[Directions for this task] Copy every line that holds the string "CMOS" from the data below.

□ □ □ □

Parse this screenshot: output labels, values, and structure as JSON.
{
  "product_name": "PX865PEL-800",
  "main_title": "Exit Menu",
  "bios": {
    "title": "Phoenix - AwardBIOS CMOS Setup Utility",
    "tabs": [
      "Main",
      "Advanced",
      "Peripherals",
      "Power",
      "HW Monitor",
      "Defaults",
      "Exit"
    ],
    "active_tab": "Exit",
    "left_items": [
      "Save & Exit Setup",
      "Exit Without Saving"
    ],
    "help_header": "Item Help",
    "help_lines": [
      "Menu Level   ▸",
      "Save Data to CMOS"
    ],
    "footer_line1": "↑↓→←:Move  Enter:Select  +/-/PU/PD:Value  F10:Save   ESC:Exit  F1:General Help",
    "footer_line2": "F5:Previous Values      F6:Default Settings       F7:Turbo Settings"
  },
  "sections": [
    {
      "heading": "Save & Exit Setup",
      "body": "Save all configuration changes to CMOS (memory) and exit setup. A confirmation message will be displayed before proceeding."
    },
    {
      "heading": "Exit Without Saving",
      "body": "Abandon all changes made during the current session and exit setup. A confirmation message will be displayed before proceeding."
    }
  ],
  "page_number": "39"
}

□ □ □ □

[Written reply]
    "title": "Phoenix - AwardBIOS CMOS Setup Utility",
      "Save Data to CMOS"
      "body": "Save all configuration changes to CMOS (memory) and exit setup. A confirmation message will be displayed before proceeding."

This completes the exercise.